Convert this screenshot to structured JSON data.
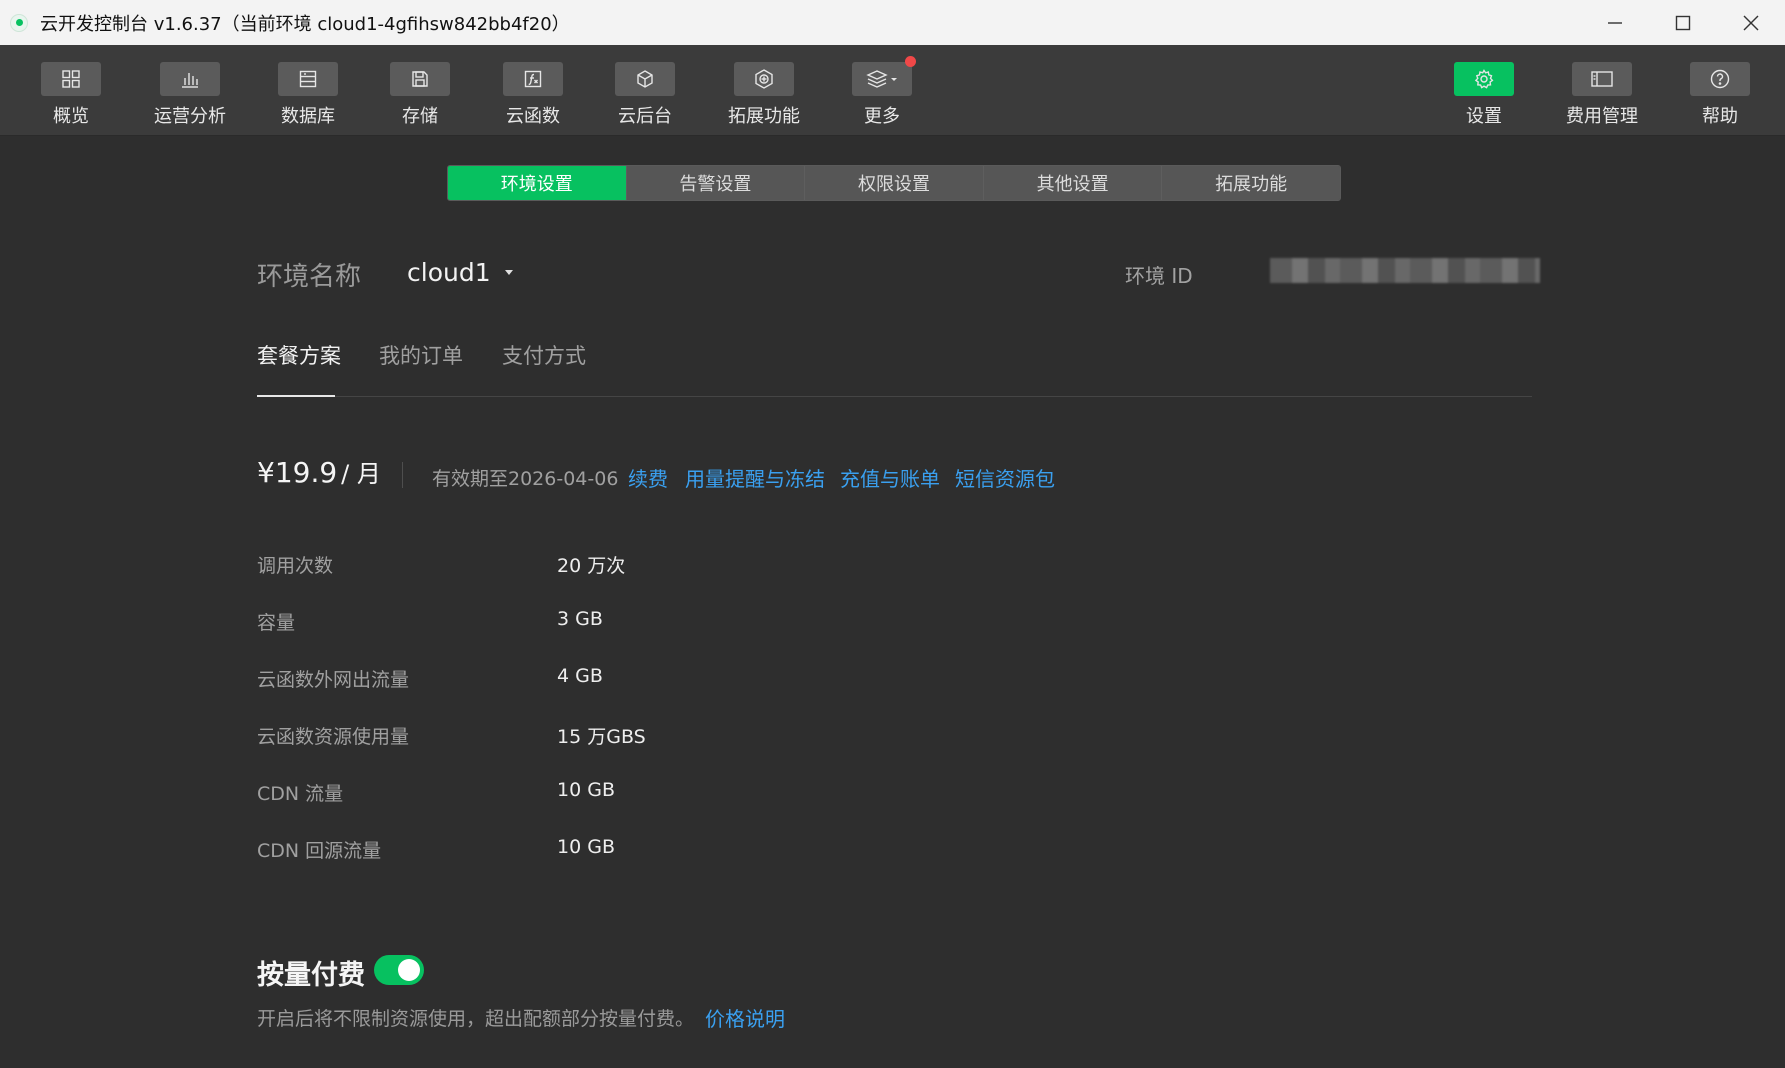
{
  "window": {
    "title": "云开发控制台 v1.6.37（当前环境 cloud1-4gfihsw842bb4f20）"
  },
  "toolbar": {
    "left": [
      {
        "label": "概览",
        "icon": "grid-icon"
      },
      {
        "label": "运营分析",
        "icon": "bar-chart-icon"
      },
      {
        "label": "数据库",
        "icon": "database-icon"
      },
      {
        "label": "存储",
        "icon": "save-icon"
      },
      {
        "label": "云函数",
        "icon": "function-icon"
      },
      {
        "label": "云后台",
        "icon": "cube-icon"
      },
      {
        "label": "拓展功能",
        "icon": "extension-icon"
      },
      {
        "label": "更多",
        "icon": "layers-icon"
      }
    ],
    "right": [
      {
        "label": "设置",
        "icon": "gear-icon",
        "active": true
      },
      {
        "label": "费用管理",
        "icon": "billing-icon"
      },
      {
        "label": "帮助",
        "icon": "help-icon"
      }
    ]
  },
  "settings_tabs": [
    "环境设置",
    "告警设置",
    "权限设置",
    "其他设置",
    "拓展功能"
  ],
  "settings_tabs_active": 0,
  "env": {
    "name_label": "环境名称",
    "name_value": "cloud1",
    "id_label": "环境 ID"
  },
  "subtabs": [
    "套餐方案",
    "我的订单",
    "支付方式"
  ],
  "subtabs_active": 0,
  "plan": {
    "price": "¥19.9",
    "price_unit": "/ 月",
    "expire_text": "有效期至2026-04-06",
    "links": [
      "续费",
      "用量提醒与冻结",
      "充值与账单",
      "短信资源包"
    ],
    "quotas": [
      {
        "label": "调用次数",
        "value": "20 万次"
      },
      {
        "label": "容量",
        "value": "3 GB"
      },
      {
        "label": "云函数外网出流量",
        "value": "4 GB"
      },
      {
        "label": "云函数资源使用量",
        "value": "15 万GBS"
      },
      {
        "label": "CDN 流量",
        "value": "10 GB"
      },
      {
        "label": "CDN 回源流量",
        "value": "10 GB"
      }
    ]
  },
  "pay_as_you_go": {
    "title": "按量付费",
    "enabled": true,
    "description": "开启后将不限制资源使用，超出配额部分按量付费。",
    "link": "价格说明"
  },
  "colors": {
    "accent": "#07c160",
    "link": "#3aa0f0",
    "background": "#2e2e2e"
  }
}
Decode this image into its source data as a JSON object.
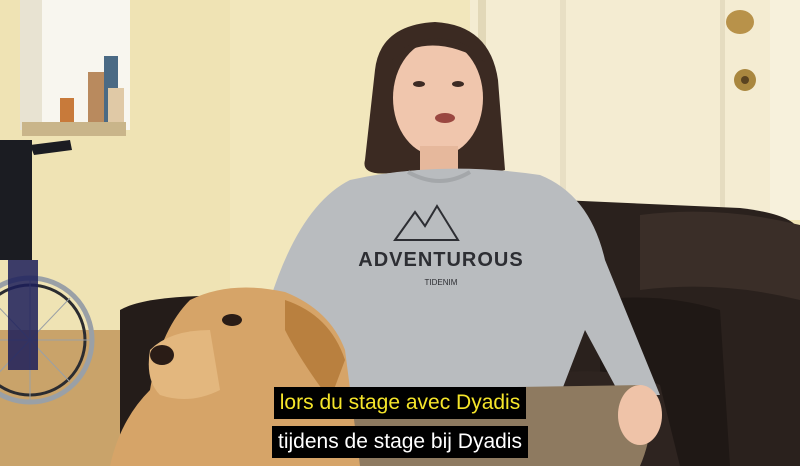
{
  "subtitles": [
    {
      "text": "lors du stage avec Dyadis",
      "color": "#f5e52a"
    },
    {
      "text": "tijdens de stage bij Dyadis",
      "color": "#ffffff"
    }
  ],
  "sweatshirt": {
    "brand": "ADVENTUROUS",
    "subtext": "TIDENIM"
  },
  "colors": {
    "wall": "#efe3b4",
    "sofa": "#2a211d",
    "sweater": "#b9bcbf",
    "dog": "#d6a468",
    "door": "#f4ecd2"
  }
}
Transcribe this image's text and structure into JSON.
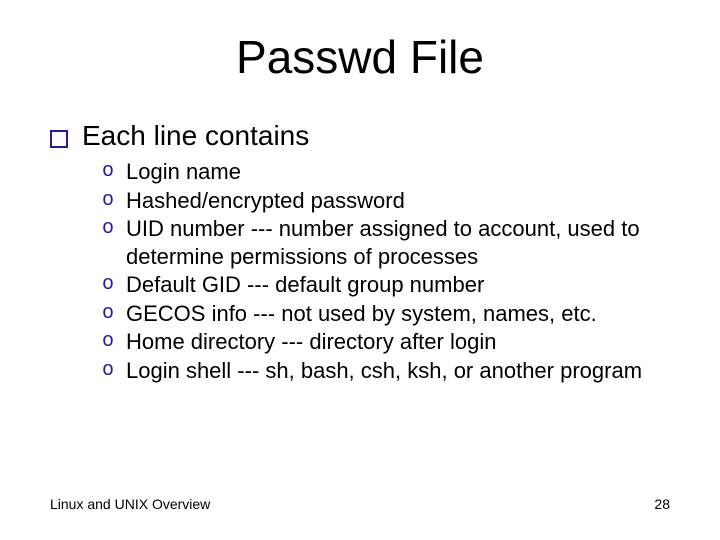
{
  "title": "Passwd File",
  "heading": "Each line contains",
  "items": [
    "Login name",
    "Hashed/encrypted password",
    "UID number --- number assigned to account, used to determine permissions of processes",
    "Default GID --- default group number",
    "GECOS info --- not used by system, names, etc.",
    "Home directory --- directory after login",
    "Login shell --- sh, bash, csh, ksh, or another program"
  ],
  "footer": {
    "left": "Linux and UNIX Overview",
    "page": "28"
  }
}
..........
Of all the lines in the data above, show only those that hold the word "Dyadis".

      "text": "lors du stage avec Dyadis",
      "text": "tijdens de stage bij Dyadis",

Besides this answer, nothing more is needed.